I think it went pretty much as the videos showed.  Removing and reattaching the second clamp was not as easy as the videos made it look, but I went very, very slowly and it eventually worked out fine.  I’m doing the first post-repair load of laundry as I write this, and I don’t see as much as a drop of water on the floor.  Thank God.

The machine is fixed, it’s clean inside and out, and I finally leveled the washer after ten years of having it wobble a bit.  Bonus!

 

 

Leaf me alone!

I truly enjoy the trees in our yard.  But, there are many of them, and they collectively drop billions and gazillions of leaves every year. Over the last day or two, we raked and scooped up 5 or more trailer-loads of those bad boys – a good workout. Our new pile-o-leaves (and future garden soil):

I can’t complain though. It has been lovely outside. Today the temps were close to 70 degrees F. Thankfully, cedar pollen levels are below the threshold that triggers my allergies. As I sit here, sore and tired, I’m sipping a glass of wine listening to the news guys report on the cold and snowy weather up north. Yeah, I’ll take yard work in the winter in Austin over that any day.

On the move.

This weekend brought Julie back to Texas! 🙂 But, it was only to pack up the contents of a couple of storage units into a U-Haul and head right back to Washington. 😦 She has a great new job up there.

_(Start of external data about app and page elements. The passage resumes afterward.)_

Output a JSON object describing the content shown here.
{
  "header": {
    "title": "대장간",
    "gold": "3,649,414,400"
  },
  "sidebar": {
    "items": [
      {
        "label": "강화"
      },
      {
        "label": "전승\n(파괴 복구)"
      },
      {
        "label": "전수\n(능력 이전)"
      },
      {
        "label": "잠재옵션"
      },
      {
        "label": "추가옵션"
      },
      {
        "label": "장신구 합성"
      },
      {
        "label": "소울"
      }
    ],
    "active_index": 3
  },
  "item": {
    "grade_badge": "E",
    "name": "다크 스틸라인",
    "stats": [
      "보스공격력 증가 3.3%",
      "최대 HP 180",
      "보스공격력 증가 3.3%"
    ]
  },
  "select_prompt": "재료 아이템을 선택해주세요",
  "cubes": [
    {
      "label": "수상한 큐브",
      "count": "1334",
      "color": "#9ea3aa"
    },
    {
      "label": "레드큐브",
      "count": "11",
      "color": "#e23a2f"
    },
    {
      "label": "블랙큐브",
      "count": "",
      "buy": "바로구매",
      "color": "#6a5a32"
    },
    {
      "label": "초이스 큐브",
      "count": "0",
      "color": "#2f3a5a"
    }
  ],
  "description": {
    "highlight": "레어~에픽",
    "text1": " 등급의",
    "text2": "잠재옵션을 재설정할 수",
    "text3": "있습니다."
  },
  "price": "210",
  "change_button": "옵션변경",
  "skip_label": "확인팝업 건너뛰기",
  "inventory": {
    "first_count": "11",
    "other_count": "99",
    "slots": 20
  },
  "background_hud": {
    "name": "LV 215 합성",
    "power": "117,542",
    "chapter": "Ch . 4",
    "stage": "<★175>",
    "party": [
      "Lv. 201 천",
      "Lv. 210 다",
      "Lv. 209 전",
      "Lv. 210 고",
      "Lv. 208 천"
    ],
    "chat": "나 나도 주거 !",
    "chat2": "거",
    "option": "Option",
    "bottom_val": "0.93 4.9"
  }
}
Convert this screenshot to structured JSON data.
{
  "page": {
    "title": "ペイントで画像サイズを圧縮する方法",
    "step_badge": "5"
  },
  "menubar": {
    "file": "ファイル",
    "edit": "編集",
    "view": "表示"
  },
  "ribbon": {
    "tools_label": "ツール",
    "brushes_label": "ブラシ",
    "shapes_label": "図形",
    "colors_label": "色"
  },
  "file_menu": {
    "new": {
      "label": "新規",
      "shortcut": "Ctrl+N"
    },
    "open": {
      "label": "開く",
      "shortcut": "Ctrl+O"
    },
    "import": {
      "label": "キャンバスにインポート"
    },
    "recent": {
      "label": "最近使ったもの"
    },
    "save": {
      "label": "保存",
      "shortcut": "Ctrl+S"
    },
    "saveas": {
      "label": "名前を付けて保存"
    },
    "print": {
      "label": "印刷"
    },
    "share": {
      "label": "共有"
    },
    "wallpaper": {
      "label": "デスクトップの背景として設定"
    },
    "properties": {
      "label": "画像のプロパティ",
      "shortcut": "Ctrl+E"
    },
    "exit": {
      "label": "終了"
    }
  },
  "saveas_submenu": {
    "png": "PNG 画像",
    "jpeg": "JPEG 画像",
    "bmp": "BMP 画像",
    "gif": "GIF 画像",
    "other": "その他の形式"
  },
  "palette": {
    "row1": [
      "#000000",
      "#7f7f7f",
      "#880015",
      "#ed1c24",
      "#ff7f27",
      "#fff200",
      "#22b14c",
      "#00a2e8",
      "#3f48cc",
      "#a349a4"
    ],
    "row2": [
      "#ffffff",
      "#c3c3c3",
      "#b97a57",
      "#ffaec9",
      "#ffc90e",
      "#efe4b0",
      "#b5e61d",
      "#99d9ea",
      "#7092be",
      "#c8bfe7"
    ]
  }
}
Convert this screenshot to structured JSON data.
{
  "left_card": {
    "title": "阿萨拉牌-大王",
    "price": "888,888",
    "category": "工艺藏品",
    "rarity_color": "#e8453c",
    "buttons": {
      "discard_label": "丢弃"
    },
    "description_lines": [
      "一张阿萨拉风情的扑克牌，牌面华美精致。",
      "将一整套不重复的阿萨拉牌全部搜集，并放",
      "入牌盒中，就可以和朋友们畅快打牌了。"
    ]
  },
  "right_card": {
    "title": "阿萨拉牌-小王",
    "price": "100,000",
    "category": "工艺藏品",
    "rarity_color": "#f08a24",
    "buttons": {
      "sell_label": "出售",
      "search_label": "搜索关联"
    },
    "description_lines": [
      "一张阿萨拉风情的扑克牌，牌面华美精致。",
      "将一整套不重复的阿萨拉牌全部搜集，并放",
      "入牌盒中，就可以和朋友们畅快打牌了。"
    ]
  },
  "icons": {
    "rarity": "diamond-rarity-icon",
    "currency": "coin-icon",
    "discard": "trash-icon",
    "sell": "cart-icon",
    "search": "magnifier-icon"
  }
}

Though I’m sad to see her go, I think Texas has a way of calling one back, after a while, so I’ll keep hoping. Bon voyage! I pray that Mother Nature takes it easy on them over the next few days as they make their way through the mountains.